Every line from the one containing "Extract the structured" through the end of the data is to be copied exactly, and nothing outside that range.

[Data items]
***

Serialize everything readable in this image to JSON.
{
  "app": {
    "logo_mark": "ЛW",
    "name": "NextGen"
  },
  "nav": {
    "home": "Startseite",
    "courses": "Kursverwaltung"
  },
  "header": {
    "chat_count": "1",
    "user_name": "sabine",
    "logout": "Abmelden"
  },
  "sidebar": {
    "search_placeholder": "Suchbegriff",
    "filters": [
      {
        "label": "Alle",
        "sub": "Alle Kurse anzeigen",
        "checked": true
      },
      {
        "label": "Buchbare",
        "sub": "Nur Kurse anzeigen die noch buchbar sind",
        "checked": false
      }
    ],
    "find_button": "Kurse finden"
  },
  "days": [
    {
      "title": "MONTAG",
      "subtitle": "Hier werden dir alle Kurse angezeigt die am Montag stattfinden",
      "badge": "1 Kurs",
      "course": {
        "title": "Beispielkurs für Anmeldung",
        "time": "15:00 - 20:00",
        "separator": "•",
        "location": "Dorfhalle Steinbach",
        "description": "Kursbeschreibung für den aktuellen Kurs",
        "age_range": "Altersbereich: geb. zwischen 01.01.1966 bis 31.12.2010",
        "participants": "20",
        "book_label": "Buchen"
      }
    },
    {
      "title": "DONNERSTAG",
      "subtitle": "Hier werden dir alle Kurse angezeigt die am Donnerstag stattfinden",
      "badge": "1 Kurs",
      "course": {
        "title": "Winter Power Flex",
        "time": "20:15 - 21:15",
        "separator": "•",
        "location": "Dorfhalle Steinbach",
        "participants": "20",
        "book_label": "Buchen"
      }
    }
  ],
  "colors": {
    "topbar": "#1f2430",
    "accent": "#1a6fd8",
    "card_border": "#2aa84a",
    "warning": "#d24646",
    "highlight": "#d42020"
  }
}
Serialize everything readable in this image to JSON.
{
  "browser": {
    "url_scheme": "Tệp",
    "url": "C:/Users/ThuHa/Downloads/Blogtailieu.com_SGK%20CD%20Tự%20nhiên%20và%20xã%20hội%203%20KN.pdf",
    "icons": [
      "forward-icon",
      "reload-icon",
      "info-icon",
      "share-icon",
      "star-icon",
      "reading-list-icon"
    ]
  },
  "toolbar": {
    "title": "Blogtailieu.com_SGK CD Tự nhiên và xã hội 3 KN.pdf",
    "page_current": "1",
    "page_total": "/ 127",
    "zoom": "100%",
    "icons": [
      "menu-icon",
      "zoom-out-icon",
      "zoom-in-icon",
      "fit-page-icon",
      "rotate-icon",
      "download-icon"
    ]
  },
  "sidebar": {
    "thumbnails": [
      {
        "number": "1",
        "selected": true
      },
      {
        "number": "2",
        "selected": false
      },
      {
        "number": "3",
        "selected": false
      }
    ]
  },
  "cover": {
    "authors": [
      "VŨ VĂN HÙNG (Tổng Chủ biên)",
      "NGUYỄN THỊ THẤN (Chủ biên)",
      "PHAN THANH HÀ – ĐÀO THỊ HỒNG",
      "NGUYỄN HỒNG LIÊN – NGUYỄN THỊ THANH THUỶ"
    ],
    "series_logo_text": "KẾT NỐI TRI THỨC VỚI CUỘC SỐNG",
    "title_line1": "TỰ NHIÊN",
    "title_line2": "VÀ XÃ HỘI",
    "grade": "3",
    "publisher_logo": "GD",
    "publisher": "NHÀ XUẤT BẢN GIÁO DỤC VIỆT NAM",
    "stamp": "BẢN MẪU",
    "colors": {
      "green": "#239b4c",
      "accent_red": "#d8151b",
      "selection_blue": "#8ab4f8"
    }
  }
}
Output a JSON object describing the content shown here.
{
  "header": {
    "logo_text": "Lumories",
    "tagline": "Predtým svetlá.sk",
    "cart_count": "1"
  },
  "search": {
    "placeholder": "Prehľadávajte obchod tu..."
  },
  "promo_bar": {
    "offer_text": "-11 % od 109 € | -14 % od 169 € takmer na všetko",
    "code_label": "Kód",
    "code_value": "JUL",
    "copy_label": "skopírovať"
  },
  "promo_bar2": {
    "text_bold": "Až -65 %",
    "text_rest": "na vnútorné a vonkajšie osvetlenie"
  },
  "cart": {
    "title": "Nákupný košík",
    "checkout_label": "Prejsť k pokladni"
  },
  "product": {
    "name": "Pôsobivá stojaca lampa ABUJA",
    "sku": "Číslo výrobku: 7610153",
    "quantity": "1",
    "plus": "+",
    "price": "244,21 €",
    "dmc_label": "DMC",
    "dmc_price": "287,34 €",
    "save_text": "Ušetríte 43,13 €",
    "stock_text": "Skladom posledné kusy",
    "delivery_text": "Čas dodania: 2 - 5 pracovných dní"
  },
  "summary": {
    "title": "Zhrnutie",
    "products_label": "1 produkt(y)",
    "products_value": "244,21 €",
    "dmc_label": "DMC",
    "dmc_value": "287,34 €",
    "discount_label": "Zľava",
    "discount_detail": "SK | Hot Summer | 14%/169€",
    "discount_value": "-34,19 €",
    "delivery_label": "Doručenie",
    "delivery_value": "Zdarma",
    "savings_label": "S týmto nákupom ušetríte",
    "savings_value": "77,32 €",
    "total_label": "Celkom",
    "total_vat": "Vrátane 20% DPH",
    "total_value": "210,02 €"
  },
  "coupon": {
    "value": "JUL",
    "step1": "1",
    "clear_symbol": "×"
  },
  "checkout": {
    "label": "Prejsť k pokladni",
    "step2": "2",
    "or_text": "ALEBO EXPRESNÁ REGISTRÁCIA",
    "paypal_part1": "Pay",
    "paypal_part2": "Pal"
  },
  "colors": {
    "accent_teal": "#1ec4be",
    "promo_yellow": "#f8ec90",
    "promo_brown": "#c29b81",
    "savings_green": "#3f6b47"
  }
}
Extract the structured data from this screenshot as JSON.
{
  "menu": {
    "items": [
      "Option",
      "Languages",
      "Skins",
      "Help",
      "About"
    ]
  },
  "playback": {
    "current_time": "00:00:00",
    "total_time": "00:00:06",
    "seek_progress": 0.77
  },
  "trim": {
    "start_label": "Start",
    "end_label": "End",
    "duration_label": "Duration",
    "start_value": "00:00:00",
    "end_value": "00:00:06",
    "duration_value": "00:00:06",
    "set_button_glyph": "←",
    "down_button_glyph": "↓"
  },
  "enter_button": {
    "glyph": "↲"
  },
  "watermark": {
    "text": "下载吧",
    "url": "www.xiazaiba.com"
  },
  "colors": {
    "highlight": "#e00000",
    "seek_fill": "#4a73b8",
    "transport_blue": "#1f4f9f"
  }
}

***

_OUTPUT FOR THIS TASK_
Extract the structured data from this screenshot as JSON.
{
  "menu": {
    "items": [
      "Option",
      "Languages",
      "Skins",
      "Help",
      "About"
    ]
  },
  "playback": {
    "current_time": "00:00:00",
    "total_time": "00:00:06",
    "seek_progress": 0.77
  },
  "trim": {
    "start_label": "Start",
    "end_label": "End",
    "duration_label": "Duration",
    "start_value": "00:00:00",
    "end_value": "00:00:06",
    "duration_value": "00:00:06",
    "set_button_glyph": "←",
    "down_button_glyph": "↓"
  },
  "enter_button": {
    "glyph": "↲"
  },
  "watermark": {
    "text": "下载吧",
    "url": "www.xiazaiba.com"
  },
  "colors": {
    "highlight": "#e00000",
    "seek_fill": "#4a73b8",
    "transport_blue": "#1f4f9f"
  }
}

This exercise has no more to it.